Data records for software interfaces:
####

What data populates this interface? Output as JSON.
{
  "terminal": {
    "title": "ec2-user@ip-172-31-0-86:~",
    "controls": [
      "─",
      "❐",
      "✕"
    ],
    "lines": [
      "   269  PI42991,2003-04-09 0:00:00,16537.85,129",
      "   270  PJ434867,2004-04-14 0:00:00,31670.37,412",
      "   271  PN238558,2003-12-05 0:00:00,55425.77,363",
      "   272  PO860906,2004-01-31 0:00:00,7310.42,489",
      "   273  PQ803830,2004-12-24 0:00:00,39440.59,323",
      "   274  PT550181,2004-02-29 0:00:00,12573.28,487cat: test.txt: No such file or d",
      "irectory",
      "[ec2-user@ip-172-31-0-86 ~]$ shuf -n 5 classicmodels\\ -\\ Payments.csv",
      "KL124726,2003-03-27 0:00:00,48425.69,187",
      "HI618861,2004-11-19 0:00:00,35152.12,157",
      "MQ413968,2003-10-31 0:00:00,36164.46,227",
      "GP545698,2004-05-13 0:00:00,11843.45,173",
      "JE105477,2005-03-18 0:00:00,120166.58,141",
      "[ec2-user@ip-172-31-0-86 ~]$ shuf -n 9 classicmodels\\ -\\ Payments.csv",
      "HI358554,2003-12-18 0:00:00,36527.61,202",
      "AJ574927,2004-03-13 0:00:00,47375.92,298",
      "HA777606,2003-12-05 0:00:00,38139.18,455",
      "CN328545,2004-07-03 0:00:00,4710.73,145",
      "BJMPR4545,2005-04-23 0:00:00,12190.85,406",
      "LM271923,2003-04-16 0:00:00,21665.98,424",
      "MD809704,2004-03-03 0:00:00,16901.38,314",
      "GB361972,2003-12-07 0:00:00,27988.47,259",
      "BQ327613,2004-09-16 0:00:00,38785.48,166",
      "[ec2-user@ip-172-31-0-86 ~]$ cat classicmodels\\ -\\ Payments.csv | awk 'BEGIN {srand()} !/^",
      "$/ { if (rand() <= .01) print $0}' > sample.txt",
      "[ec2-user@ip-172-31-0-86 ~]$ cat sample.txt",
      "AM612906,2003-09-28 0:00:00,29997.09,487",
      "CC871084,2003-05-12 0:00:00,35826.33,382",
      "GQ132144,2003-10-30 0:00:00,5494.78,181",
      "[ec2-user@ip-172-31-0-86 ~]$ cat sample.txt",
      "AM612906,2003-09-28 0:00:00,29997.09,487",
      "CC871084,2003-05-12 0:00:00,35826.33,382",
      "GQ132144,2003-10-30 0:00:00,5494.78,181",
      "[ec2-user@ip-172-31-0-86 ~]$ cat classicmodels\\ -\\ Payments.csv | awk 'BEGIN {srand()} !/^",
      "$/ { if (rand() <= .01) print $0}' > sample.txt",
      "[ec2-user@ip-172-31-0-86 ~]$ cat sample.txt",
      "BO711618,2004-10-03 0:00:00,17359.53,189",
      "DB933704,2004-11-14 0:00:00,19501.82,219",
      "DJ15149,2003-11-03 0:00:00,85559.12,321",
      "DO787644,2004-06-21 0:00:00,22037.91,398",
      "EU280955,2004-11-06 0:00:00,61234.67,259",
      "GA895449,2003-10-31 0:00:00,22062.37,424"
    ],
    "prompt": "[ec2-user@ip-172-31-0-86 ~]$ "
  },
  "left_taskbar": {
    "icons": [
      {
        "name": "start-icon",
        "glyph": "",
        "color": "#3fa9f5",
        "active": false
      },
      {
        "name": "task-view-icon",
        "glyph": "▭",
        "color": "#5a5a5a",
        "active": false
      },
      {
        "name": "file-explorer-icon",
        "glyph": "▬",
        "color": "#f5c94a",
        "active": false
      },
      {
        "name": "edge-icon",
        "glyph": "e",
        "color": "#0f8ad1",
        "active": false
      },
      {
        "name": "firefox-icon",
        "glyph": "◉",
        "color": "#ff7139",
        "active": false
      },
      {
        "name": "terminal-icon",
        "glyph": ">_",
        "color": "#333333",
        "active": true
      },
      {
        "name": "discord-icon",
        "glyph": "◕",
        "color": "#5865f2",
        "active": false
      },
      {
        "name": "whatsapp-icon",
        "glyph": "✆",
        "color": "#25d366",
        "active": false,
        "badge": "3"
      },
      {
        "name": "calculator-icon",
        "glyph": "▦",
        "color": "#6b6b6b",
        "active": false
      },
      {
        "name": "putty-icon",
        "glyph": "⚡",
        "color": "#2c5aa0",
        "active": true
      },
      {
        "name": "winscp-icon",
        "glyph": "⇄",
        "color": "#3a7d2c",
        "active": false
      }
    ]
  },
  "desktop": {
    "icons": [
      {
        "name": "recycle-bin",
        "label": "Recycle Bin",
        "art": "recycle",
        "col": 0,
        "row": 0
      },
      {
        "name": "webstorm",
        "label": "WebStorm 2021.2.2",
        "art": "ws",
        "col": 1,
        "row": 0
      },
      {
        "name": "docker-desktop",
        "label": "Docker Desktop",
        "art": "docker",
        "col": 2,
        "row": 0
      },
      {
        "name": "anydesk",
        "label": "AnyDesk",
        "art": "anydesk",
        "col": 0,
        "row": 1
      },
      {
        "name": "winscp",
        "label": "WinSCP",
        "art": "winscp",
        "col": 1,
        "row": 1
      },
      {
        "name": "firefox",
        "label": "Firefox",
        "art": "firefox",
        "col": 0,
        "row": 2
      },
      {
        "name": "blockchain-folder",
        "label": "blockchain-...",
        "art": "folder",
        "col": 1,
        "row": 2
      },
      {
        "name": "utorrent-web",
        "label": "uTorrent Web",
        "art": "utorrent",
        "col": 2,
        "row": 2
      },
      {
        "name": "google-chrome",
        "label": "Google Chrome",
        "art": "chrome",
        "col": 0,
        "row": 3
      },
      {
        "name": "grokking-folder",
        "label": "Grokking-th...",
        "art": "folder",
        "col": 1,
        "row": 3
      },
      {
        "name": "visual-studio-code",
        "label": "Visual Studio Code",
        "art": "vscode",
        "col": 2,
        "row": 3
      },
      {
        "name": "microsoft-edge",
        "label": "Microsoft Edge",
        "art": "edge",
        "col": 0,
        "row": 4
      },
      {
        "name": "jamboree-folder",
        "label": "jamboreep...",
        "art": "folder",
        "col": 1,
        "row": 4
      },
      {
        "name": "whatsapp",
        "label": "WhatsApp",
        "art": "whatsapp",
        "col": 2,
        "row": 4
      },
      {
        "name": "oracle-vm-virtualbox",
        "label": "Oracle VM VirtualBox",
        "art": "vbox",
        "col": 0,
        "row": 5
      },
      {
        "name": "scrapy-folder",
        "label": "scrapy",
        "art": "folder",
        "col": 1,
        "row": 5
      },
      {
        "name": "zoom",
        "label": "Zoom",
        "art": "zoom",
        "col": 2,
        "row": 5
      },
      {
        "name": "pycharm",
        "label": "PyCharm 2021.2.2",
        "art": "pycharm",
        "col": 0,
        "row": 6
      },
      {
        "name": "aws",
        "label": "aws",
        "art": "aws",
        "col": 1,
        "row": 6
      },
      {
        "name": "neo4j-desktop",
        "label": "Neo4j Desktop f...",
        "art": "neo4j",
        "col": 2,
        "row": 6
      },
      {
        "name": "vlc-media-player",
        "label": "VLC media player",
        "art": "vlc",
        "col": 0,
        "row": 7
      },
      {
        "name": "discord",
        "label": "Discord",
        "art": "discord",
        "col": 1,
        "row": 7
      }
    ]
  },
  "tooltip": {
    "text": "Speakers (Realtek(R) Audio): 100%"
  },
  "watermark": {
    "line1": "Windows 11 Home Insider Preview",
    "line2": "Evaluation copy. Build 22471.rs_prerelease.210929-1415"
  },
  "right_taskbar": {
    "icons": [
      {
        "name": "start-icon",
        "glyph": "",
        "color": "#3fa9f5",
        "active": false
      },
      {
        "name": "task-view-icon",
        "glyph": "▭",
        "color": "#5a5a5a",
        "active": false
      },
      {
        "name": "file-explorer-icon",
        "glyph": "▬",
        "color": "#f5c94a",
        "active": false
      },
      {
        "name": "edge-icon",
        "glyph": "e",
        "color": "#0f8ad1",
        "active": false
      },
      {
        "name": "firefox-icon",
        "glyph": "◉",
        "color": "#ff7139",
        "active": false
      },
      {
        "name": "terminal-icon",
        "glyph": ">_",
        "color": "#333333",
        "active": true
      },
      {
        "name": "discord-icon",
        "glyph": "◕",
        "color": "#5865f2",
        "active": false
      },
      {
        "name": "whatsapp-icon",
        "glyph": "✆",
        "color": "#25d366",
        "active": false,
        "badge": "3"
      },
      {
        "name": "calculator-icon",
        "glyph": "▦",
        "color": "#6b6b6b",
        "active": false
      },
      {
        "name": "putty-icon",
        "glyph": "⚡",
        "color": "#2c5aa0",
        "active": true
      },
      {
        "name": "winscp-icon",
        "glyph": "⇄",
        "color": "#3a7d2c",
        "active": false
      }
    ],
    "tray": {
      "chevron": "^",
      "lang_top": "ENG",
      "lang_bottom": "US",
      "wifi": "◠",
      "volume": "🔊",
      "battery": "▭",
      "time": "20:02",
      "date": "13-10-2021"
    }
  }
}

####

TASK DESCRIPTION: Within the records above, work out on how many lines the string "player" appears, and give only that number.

RESULT OF THE EXERCISE: 2